Remnick is the editor of the New Yorker, a biographer of boxer Muhammad Ali, a friend of the legendary writer Ralph Ellison and a race writer of deserved renown. You would not catch him accepting a book award from a lug like John Rocker, even if it carried a large cash prize. Hypothetically again, he would refuse to plug the seventy-fifth anniversary of his magazine on Rocker's radio show, despite an audience of millions.
But high-end media create unexpected bedfellows - including Remnick and Don Imus, the Rocker of morning radio and MSNBC, who makes routine sport of race, sex and physical minorities, while buying off powerful, straight white journalists with lavish national air time to sell themselves and their products.
Among the cream of the press who regularly beat a path to Imus' golden door are Tom Brokaw, Tim Russert, Dan Rather, Cokie Roberts, Howard Fineman, Frank Rich, Jonathan Alter and Jeff Greenfield.
Since Imus paid Remnick $50,000 last year under the cover of the Imus Book Award, Remnick is compromised more than his peers. Still, it behooves one to wonder why he stooped to appear on Imus' show last week. Surely he knows that Imus is a lowbrow smear artist - far closer to Roy Cohn than H.L. Mencken - who revels in speech that would be banned from the New Yorker.
Remnick would never print a David Denby review comparing "the gorilla special effects in Instinct" to "the starting line-up of the Knicks." Nor would he permit his tennis correspondent to call Amelie Mauresmo a "a big old lesbo"* or the Williams sisters "two booma-chucka, big-butted women" or an Indian men's doubles team "Gunga Din and Sambo." If Hendrik Hertzberg, the New Yorker's press critic, handed in copy scorning sports columnist Bill Rhoden as a "New York Times quota hire,"* PBS anchor Gwen Ifill as a "cleaning lady,"* and Talk as a magazine for "liberal homosexuals,"* Remnick would suspend him on the spot and maybe recommend therapy. Yet all the vile words quoted above were broadcast via "Imus in the Morning" (the asterisks indicate emanations from the host himself).
Remnick may believe that his hands are clean because Imus was polite to him.
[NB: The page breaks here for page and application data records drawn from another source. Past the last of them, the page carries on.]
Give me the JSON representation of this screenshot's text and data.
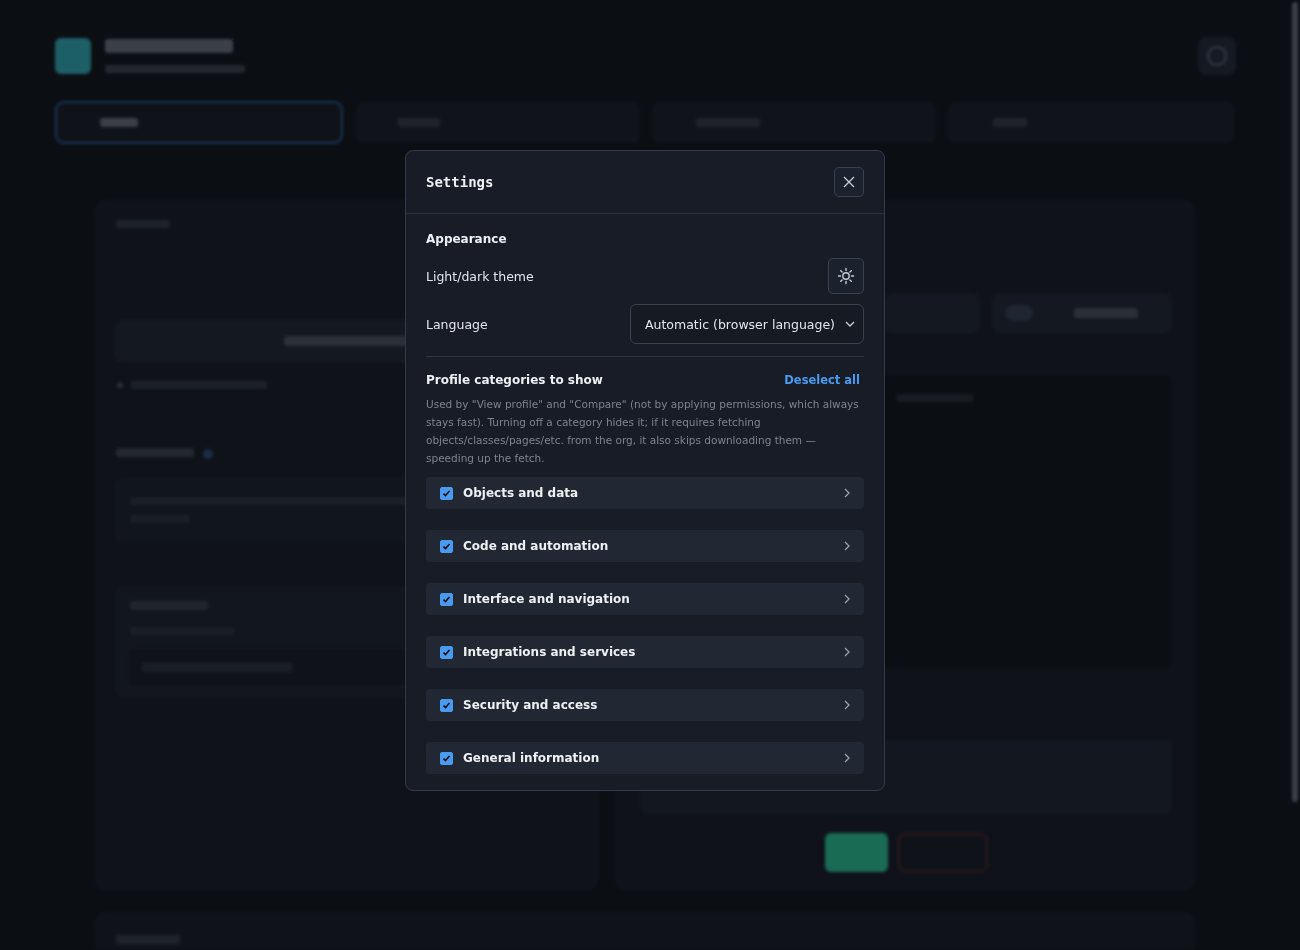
{
  "settings": {
    "title": "Settings",
    "appearance": "Appearance",
    "theme_label": "Light/dark theme",
    "language_label": "Language",
    "language_value": "Automatic (browser language)",
    "categories_title": "Profile categories to show",
    "deselect_all": "Deselect all",
    "description": "Used by \"View profile\" and \"Compare\" (not by applying permissions, which always stays fast). Turning off a category hides it; if it requires fetching objects/classes/pages/etc. from the org, it also skips downloading them — speeding up the fetch.",
    "categories": [
      {
        "label": "Objects and data",
        "checked": true
      },
      {
        "label": "Code and automation",
        "checked": true
      },
      {
        "label": "Interface and navigation",
        "checked": true
      },
      {
        "label": "Integrations and services",
        "checked": true
      },
      {
        "label": "Security and access",
        "checked": true
      },
      {
        "label": "General information",
        "checked": true
      }
    ]
  }
}
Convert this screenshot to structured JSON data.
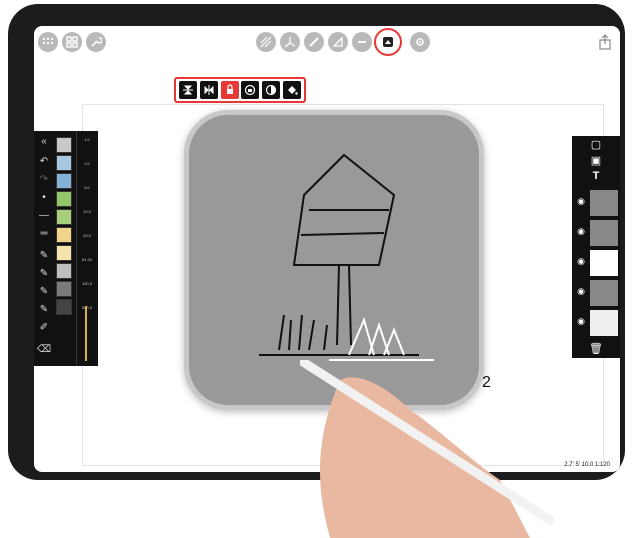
{
  "toolbar_left": [
    {
      "name": "brush-library-icon",
      "glyph": "⠿"
    },
    {
      "name": "grid-icon",
      "glyph": "▦"
    },
    {
      "name": "wrench-icon",
      "glyph": "🔧"
    }
  ],
  "toolbar_center": [
    {
      "name": "hatch-tool-icon",
      "glyph": "▨"
    },
    {
      "name": "perspective-tool-icon",
      "glyph": "⟂"
    },
    {
      "name": "pen-tool-icon",
      "glyph": "/"
    },
    {
      "name": "triangle-tool-icon",
      "glyph": "◿"
    },
    {
      "name": "minus-tool-icon",
      "glyph": "⊖"
    },
    {
      "name": "symmetry-tool-icon",
      "glyph": "⧉"
    },
    {
      "name": "settings-gear-icon",
      "glyph": "⚙"
    }
  ],
  "subtools": [
    {
      "name": "flip-vertical-icon",
      "glyph": "⏚"
    },
    {
      "name": "flip-horizontal-icon",
      "glyph": "⧓"
    },
    {
      "name": "lock-icon",
      "glyph": "🔒"
    },
    {
      "name": "rotate-lock-icon",
      "glyph": "⟳"
    },
    {
      "name": "contrast-icon",
      "glyph": "◐"
    },
    {
      "name": "fill-bucket-icon",
      "glyph": "◭"
    }
  ],
  "colors": {
    "swatches": [
      "#c8c8c8",
      "#a8c7e0",
      "#86b1d6",
      "#95c56b",
      "#a9cf7d",
      "#f0d48a",
      "#f6e3b0",
      "#bebebe",
      "#7a7a7a",
      "#454545"
    ],
    "accent": "#e53935",
    "panel": "#111111"
  },
  "brush_sizes": [
    "1.0",
    "2.0",
    "5.0",
    "10.0",
    "20.0",
    "51.20",
    "100.0",
    "500.0"
  ],
  "right_panel": {
    "items": [
      "page-icon",
      "image-icon",
      "T"
    ],
    "text_label": "T",
    "layers": [
      "layer-1",
      "layer-2",
      "layer-3",
      "layer-4",
      "layer-5"
    ]
  },
  "status": {
    "scale": "1:120",
    "value_a": "2.7'",
    "value_b": "10.0",
    "value_c": "5'"
  },
  "page_number": "2"
}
Wisely, Imus knocks off calling the Knicks "chest-bumping pimps" with C-Span's Brian Lamb and stifles lesbian references to Hillary Rodham Clinton with Doris Kearns Goodwin. But when the respectables are out of the room, the hoods are donned.
For example, within minutes of Remnick's guest shot, Imus ridiculed a cable commentator at the Westminster Dog show as a homosexual, not once but twice, and kidded his producer's propensity to mock blacks, as in the jibe, go "make fun of more Negroes." But the latter remark was no mere jibe. In 1997, Imus carelessly told a "60 Minutes" staffer off-mike that Bernard McGuirk, his program producer, was tapped to do "nigger jokes."
Mike Wallace exposed this incriminating usage in his "60 Minutes" profile. Trapped in a Mark Fuhrman moment, what did Imus do? He lied, that is, he denied the staffer's word. When Wallace redoubtably called Imus's bluff on camera, Imus partially relented, insisting that his remark was off the record but nonetheless failing to apologize.
Regrettably, Noel Rubinton recently missed the real story behind Imus's red-hot role in presidential politics, which is: How does a shock jock who says "nigger" in private and analogizes blacks to apes in public, get White House aspirants like Bill Bradley, John McCain, Al Gore and Alan Keyes eating from his unclean hands.
In fact, each of the above moral leaders were faxed transcripts of Imus' un-American utterances before recent appearances on the show. Yet none was deterred, not even Bradley who is running on his puffed-up race and gay-rights record. All politicians are reputed to be scoundrels. So they have found their scoundrel time on "Imus in the Morning." Coincidentally, Newsday employs the only clear-eyed Imus critic in the press.
Les Payne, columnist and assistant managing editor, has consistently accused Imus of slinging night soil on the least of the brethren. After lampooning Rubinton's valentine last week, along with previous softcore tributes in the New Yorker and Newsweek, Imus rendered Payne a backdoor compliment. "Who's the racist guy out at Newsday who always is attacking me?" he said. "Les Payne. I much prefer his columns because he's a flat-out racist. The guy accuses me, of course, of being one ... The guy retains some dignity, even though they're essentially racist columns, not essentially, they are racist."
Being labeled a racist by the I-Man - how sweet the sound! Too bad Payne is the only journalist in America to hear it.
This article originally ran in New York Newsday.
Published: May 16 2000